Science has an interesting report on the publication of clinical trial results. Some readers will recall similar efforts from 2015 and 2017/2018 in the US and Europe; this is actually a follow-up by one of the same US authors. It should actually be a dull report, because the requirements for such disclosure are clear. The rules have been gradually tightened up over the years, most recently in 2017, and in January 2018 penalties went into effect for trials that are registered on Clinicaltrials.gov but whose results are not subsequently made public.
The article looks at 4700 trials what should have reported already under this law. It does seem to have improved disclosure rates, but it also seems as if there has been no enforcement whatsoever, so you wonder how long that improvement will last. We know that enforcement has been lax because there are many institutions that have had all sorts of difficulties fulfilling their obligations. That was the case in the earlier report, too, but it has to be said that some of the laggards in that one have picked up the pace. Sloan-Kettering, Duke, and Johns Hopkins did not look good in the 2017 figures, but have improved greatly. Who hasn’t? Obscure little outfits like M. D. Anderson, the Mayo Clinic, and UCSF have the great majority of their eligible trials marked as reported late or not reported, and there are plenty of others. The University of Virginia, for example has been involved in 23 trials that should have been reported, and the great majority of them haven’t even gotten as far as reporting late: they mostly haven’t shown up at all, showing an overall average of about nine months late and growing by the day. Yale has run 19 trials that should have reported during this period; only three have done so on time.

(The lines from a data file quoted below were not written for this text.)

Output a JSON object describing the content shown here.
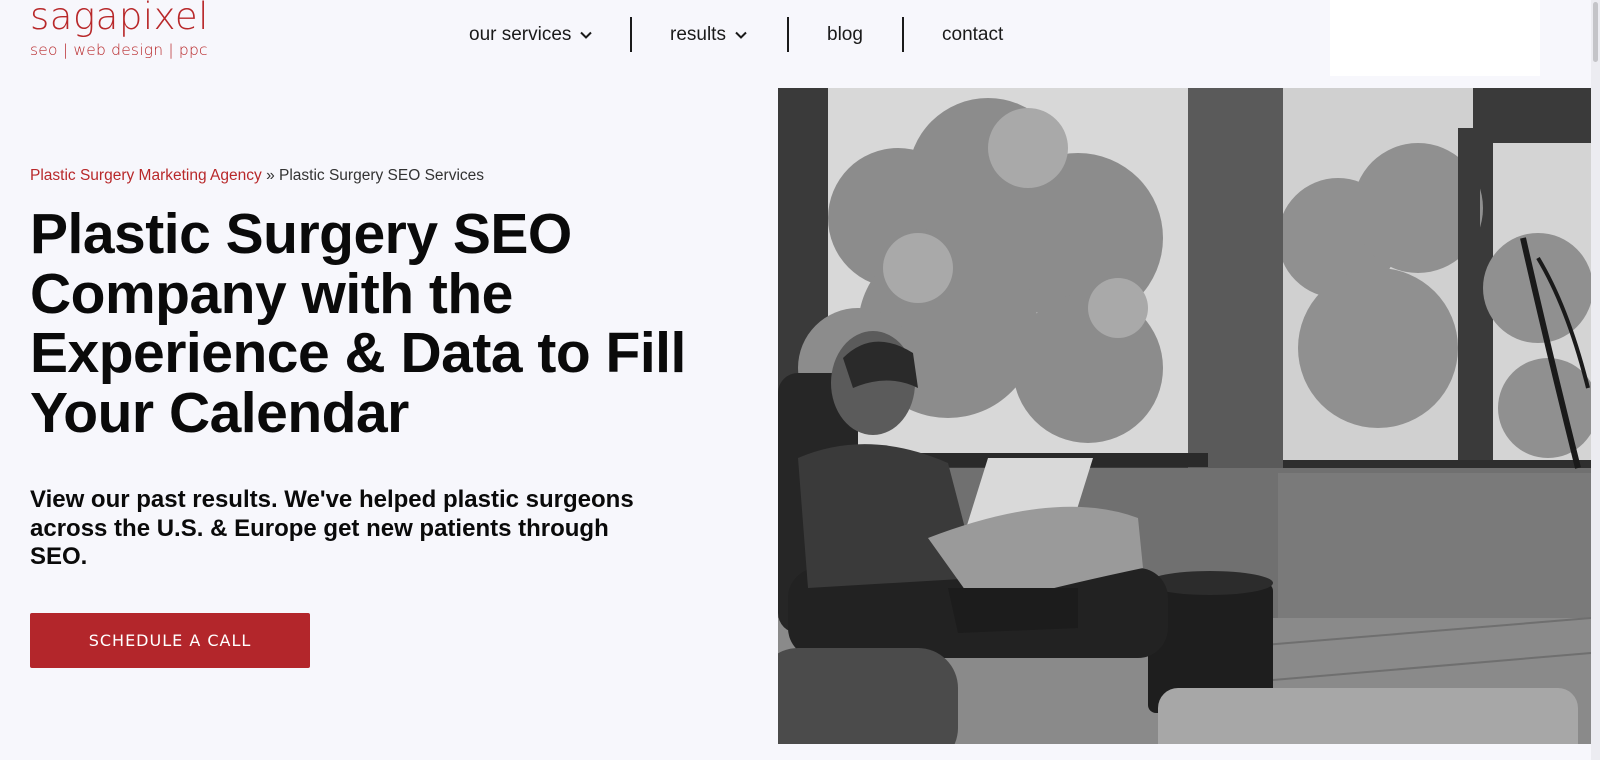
{
  "brand": {
    "name": "sagapixel",
    "tagline": "seo | web design | ppc",
    "color": "#b8282a"
  },
  "nav": {
    "items": [
      {
        "label": "our services",
        "has_dropdown": true
      },
      {
        "label": "results",
        "has_dropdown": true
      },
      {
        "label": "blog",
        "has_dropdown": false
      },
      {
        "label": "contact",
        "has_dropdown": false
      }
    ]
  },
  "breadcrumb": {
    "parent": "Plastic Surgery Marketing Agency",
    "separator": "»",
    "current": "Plastic Surgery SEO Services"
  },
  "hero": {
    "heading": "Plastic Surgery SEO Company with the Experience & Data to Fill Your Calendar",
    "subheading": "View our past results. We've helped plastic surgeons across the U.S. & Europe get new patients through SEO.",
    "cta_label": "SCHEDULE A CALL",
    "cta_color": "#b3262b"
  },
  "photo": {
    "subject": "woman-with-laptop-in-office-photo",
    "style": "black-and-white"
  }
}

Even the federal government itself doesn’t come across looking very good. The National Institute of Allergy and Infectious Disease has reported over half its trials on time, but the rest of NIH hasn’t. Of those, National Heart, Lung, and Blood Institute is showing the lowest percentage of on-time reporting in the entire table, an impressive showing if you just ignore the minus sign in front of it. But if the NIH doesn’t bother to report its own work on time under the legal provisions of its own web site, it’s hard to see why anyone else should.

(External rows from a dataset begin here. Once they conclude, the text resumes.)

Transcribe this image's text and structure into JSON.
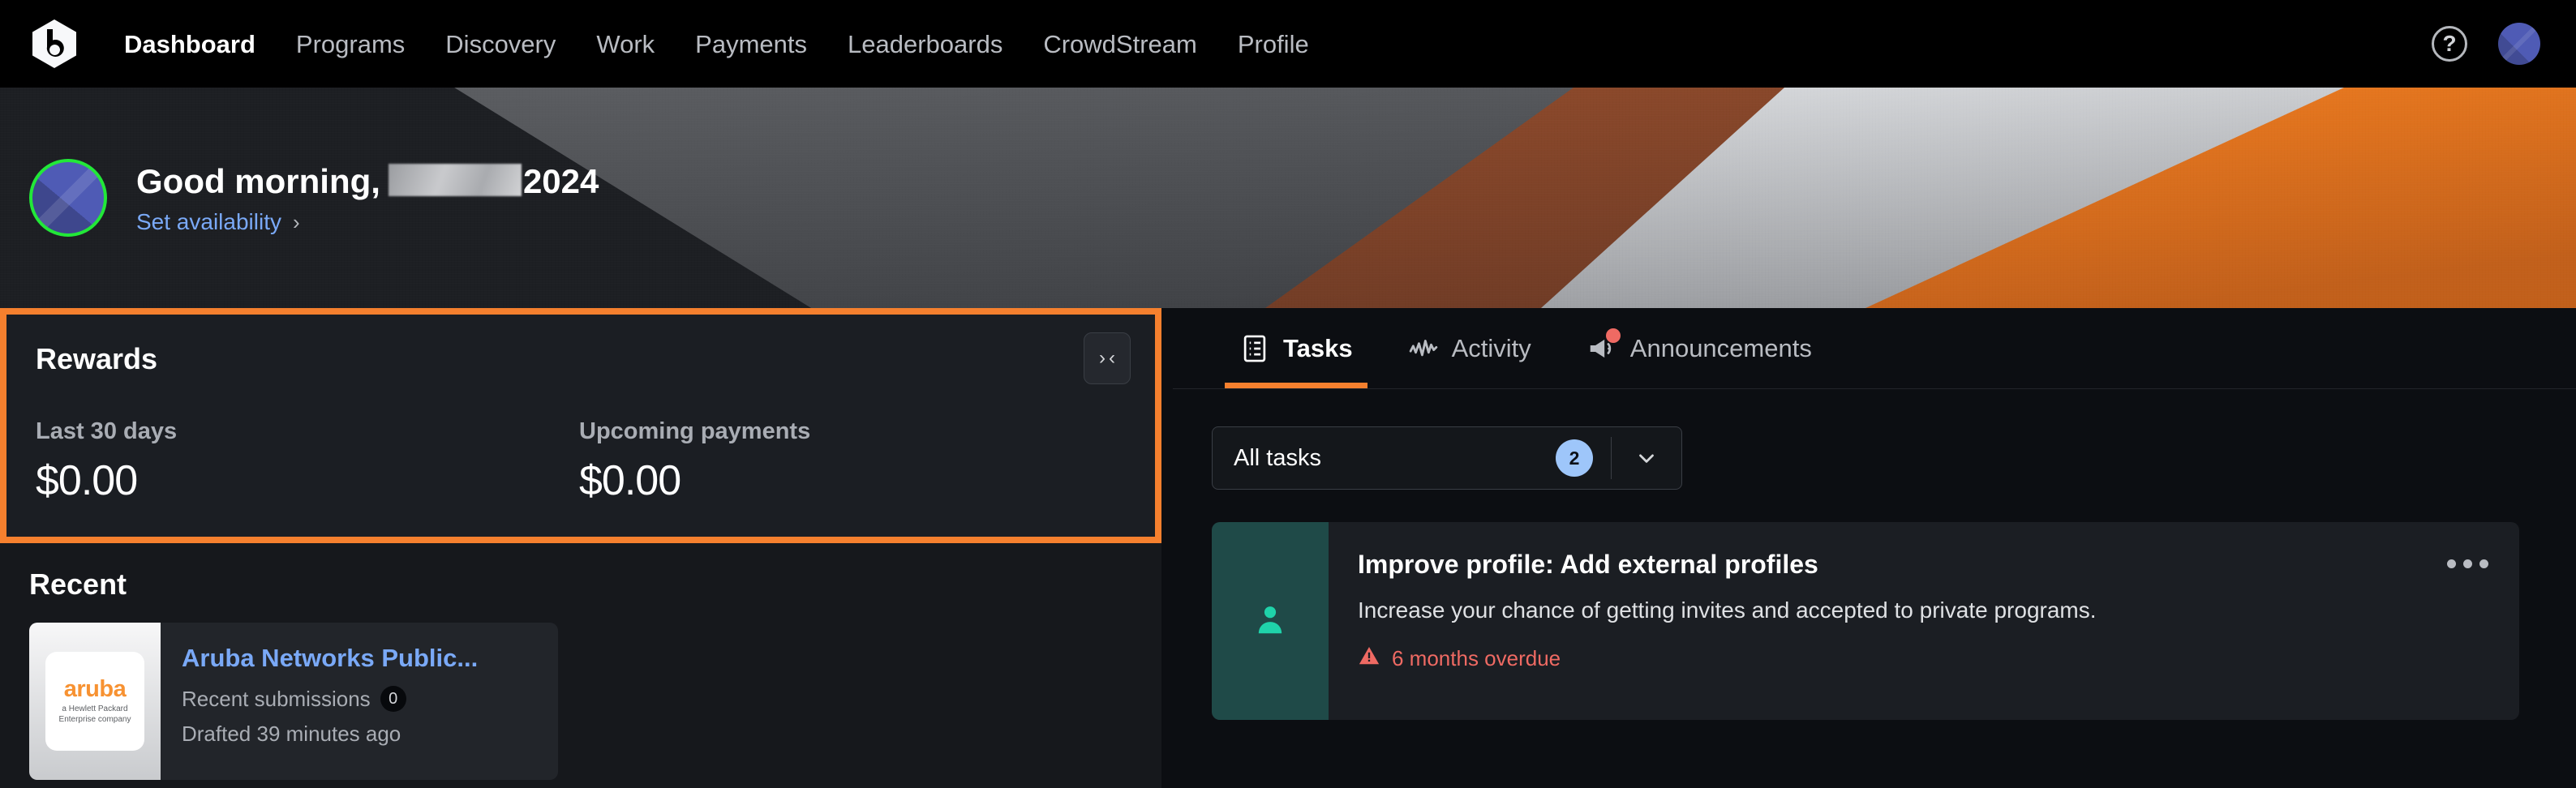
{
  "nav": {
    "logo_icon": "bugcrowd-hexagon-b-logo",
    "links": [
      {
        "label": "Dashboard",
        "active": true
      },
      {
        "label": "Programs",
        "active": false
      },
      {
        "label": "Discovery",
        "active": false
      },
      {
        "label": "Work",
        "active": false
      },
      {
        "label": "Payments",
        "active": false
      },
      {
        "label": "Leaderboards",
        "active": false
      },
      {
        "label": "CrowdStream",
        "active": false
      },
      {
        "label": "Profile",
        "active": false
      }
    ],
    "help_icon": "question-mark-circle-icon",
    "help_glyph": "?",
    "avatar_icon": "user-avatar"
  },
  "hero": {
    "greeting_prefix": "Good morning,",
    "username_redacted": true,
    "username_suffix": "2024",
    "availability_label": "Set availability",
    "availability_chevron": "›",
    "avatar_ring_color": "#22e838"
  },
  "rewards": {
    "title": "Rewards",
    "collapse_icon": "collapse-inward-icon",
    "collapse_left_glyph": "›",
    "collapse_right_glyph": "‹",
    "highlight_color": "#f5802e",
    "stats": [
      {
        "label": "Last 30 days",
        "value": "$0.00"
      },
      {
        "label": "Upcoming payments",
        "value": "$0.00"
      }
    ]
  },
  "recent": {
    "title": "Recent",
    "item": {
      "logo_text": "aruba",
      "logo_subtext": "a Hewlett Packard Enterprise company",
      "name": "Aruba Networks Public...",
      "submissions_label": "Recent submissions",
      "submissions_count": "0",
      "meta": "Drafted 39 minutes ago"
    }
  },
  "panel": {
    "tabs": [
      {
        "label": "Tasks",
        "icon": "list-clipboard-icon",
        "active": true,
        "badge_dot": false
      },
      {
        "label": "Activity",
        "icon": "activity-pulse-icon",
        "active": false,
        "badge_dot": false
      },
      {
        "label": "Announcements",
        "icon": "megaphone-icon",
        "active": false,
        "badge_dot": true
      }
    ],
    "filter": {
      "label": "All tasks",
      "count": "2",
      "caret_icon": "chevron-down-icon"
    },
    "tasks": [
      {
        "icon": "person-profile-icon",
        "title": "Improve profile: Add external profiles",
        "description": "Increase your chance of getting invites and accepted to private programs.",
        "status_icon": "warning-triangle-icon",
        "status": "6 months overdue",
        "menu_icon": "ellipsis-horizontal-icon"
      }
    ]
  }
}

But do you know who does? The biopharma industry. The article’s charts are broken down by category (academia, government, and industry), and the absolute worst pharma company on the list is Teva. By a wide margin. But they would be one of the better ones on the other two lists. There are several companies with perfect records, and only one (Sanofi) that has a single trial that has not reported yet. Few non-industrial organizations even come close.
I should note that this was the same in the earlier looks at clinical trial reporting. For all the talk of drug companies burying trial results, industry actually seems to be taking its reporting responsibilities far more seriously than academia. Or the government itself. The new FDA commissioner used to be the chief medical officer at M. D. Anderson, the majority of whose 89 trials have reported late or not at all (averaging 128 days behind schedule). Is he the person who will bring things into line, do you think? Or will the agency just wag its finger a bit harder?